Katey Brooks shares her unique upbringing and more on “REVOLUTE” album

Bristol born singer-songwriter Katey Brooks, whose music fuses soul, folk, blues and country, is noted as a clear-eyed rebel in an industry that demands consistency. The unabashed songwriting talent has been delivering audiences with her most honest and authentic work to date. Although the wandering troubadour defies easy classification, what is certain is her ability to allow listeners to delve into her own world, through contemplative lyricism and hypnotising melodies.

Growing up inside a cult, as a child Brooks found refuge in song. “It was a very chaotic upbringing, full of some pretty colourful and sometimes unsavoury, characters. But when I sang, I felt free and connected. For as long as I can remember, it’s been my way of getting what I need to say out”, she reveals. “When I was 22 my mum got ill and she died. And then not long after that, my lifelong best friend went missing and she also died. That’s definitely had an effect on the course of my life and my writing. I guess I’m lucky that I have songs that I can write, as a means to deal with things”.

The highly anticipated self-produced album REVOLUTE is inspired by love, loss, learning and rebirth and is the result of needing to break out and reclaim one’s self and one’s autonomy. Brooks confides, “Completing these tracks is not only the closure of a difficult chapter for me, but the exciting beginning of something new, with my freedom finally found”. A perpetual theme throughout the 11 track release is truth. Bleeding into every song, the songstress is an advocate for being your most authentic self.

Mastered by Ryan Smith (Adele, Bob Dylan, Talking Heads) and mixed by Paul Quinn, Tarrant Shepherd and Clint Murphy, Brooks set out with the desire to inspire others to love themselves fiercely.
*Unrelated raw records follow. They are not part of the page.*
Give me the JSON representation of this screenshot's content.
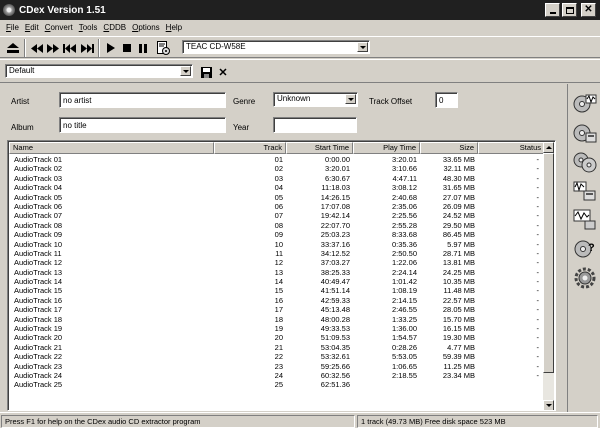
{
  "window": {
    "title": "CDex Version 1.51"
  },
  "menu": [
    {
      "key": "F",
      "rest": "ile"
    },
    {
      "key": "E",
      "rest": "dit"
    },
    {
      "key": "C",
      "rest": "onvert"
    },
    {
      "key": "T",
      "rest": "ools"
    },
    {
      "key": "C",
      "rest": "DDB"
    },
    {
      "key": "O",
      "rest": "ptions"
    },
    {
      "key": "H",
      "rest": "elp"
    }
  ],
  "toolbar": {
    "drive_value": "TEAC    CD-W58E"
  },
  "profile": {
    "value": "Default"
  },
  "fields": {
    "artist_label": "Artist",
    "artist_value": "no artist",
    "album_label": "Album",
    "album_value": "no title",
    "genre_label": "Genre",
    "genre_value": "Unknown",
    "year_label": "Year",
    "year_value": "",
    "offset_label": "Track Offset",
    "offset_value": "0"
  },
  "columns": [
    "Name",
    "Track",
    "Start Time",
    "Play Time",
    "Size",
    "Status"
  ],
  "tracks": [
    [
      "AudioTrack 01",
      "01",
      "0:00.00",
      "3:20.01",
      "33.65 MB",
      "-"
    ],
    [
      "AudioTrack 02",
      "02",
      "3:20.01",
      "3:10.66",
      "32.11 MB",
      "-"
    ],
    [
      "AudioTrack 03",
      "03",
      "6:30.67",
      "4:47.11",
      "48.30 MB",
      "-"
    ],
    [
      "AudioTrack 04",
      "04",
      "11:18.03",
      "3:08.12",
      "31.65 MB",
      "-"
    ],
    [
      "AudioTrack 05",
      "05",
      "14:26.15",
      "2:40.68",
      "27.07 MB",
      "-"
    ],
    [
      "AudioTrack 06",
      "06",
      "17:07.08",
      "2:35.06",
      "26.09 MB",
      "-"
    ],
    [
      "AudioTrack 07",
      "07",
      "19:42.14",
      "2:25.56",
      "24.52 MB",
      "-"
    ],
    [
      "AudioTrack 08",
      "08",
      "22:07.70",
      "2:55.28",
      "29.50 MB",
      "-"
    ],
    [
      "AudioTrack 09",
      "09",
      "25:03.23",
      "8:33.68",
      "86.45 MB",
      "-"
    ],
    [
      "AudioTrack 10",
      "10",
      "33:37.16",
      "0:35.36",
      "5.97 MB",
      "-"
    ],
    [
      "AudioTrack 11",
      "11",
      "34:12.52",
      "2:50.50",
      "28.71 MB",
      "-"
    ],
    [
      "AudioTrack 12",
      "12",
      "37:03.27",
      "1:22.06",
      "13.81 MB",
      "-"
    ],
    [
      "AudioTrack 13",
      "13",
      "38:25.33",
      "2:24.14",
      "24.25 MB",
      "-"
    ],
    [
      "AudioTrack 14",
      "14",
      "40:49.47",
      "1:01.42",
      "10.35 MB",
      "-"
    ],
    [
      "AudioTrack 15",
      "15",
      "41:51.14",
      "1:08.19",
      "11.48 MB",
      "-"
    ],
    [
      "AudioTrack 16",
      "16",
      "42:59.33",
      "2:14.15",
      "22.57 MB",
      "-"
    ],
    [
      "AudioTrack 17",
      "17",
      "45:13.48",
      "2:46.55",
      "28.05 MB",
      "-"
    ],
    [
      "AudioTrack 18",
      "18",
      "48:00.28",
      "1:33.25",
      "15.70 MB",
      "-"
    ],
    [
      "AudioTrack 19",
      "19",
      "49:33.53",
      "1:36.00",
      "16.15 MB",
      "-"
    ],
    [
      "AudioTrack 20",
      "20",
      "51:09.53",
      "1:54.57",
      "19.30 MB",
      "-"
    ],
    [
      "AudioTrack 21",
      "21",
      "53:04.35",
      "0:28.26",
      "4.77 MB",
      "-"
    ],
    [
      "AudioTrack 22",
      "22",
      "53:32.61",
      "5:53.05",
      "59.39 MB",
      "-"
    ],
    [
      "AudioTrack 23",
      "23",
      "59:25.66",
      "1:06.65",
      "11.25 MB",
      "-"
    ],
    [
      "AudioTrack 24",
      "24",
      "60:32.56",
      "2:18.55",
      "23.34 MB",
      "-"
    ],
    [
      "AudioTrack 25",
      "25",
      "62:51.36",
      "",
      "",
      ""
    ]
  ],
  "status": {
    "help": "Press F1 for help on the CDex audio CD extractor program",
    "info": "1 track (49.73 MB) Free disk space  523 MB"
  }
}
REVOLUTE was crafted to act as a reminder that life is too short to live with regret and negativity. Drawing comparisons from the organic instrumentation of Jeff Buckley to the abundant vocal harmonies found in The Staves and Fleet Foxes, Brooks music is simple and unpretentious – just heartfelt, honest songs.

The album features songs such as ‘All of Me’, a stunning soulful ballad which surges with true emotion. Narrating calling someone out on their ambivalence. “It was inspired by a personal situation with someone I was prepared to give my world to. They proclaimed deep love, but then proceeded to behave in ways that were completely incongruent with that proclamation”, professes Brooks. ‘All of Me’ highlights honest lyricism, organic instrumentation and heart-wrenching melodies.

Then there is ‘In Your Arms’, a raw love song evoking the emotions of expressing your love for someone. Sonically, the single showcases Brooks authentic musicianship, with soulful choral vocals, warm tones and ethereal soundscapes. ‘Never Gonna Let Her Go’ was the result of being shamed for her sexuality. Brooks preaches, “Judge me for my true failings, ask me to change those things that actually effect you, and I’ll hear that. But one thing I’ll never change, and one thing that is definitely not wrong with me is my love for women”.

Brooks has found success recording with the likes of Brian May (Queen), Bill Wyman (Rolling Stones) and Paloma Faith. She has played some of the world’s biggest festivals including Glastonbury, WOMAD, the 2012 Paralympics, and Australia’s National Folk Festival, as well as garnering acclaim from publications such as Billboard, Gay Times, The Advocate and The Independent. Each of these milestones have brought Brooks to the place she is today, with the confidence and freedom to showcase REVOLUTE to the world. More than ever before, the mercurial songwriter is determined to do things her own way, with REVOLUTE currently available worldwide.

Advertisements

Leave a Reply

Fill in your details below or click an icon to log in:

WordPress.com Logo

You are commenting using your WordPress.com account. Log Out /  Change )

Google photo

You are commenting using your Google account. Log Out /  Change )

Twitter picture

You are commenting using your Twitter account. Log Out /  Change )

Facebook photo

You are commenting using your Facebook account. Log Out /  Change )

Connecting to %s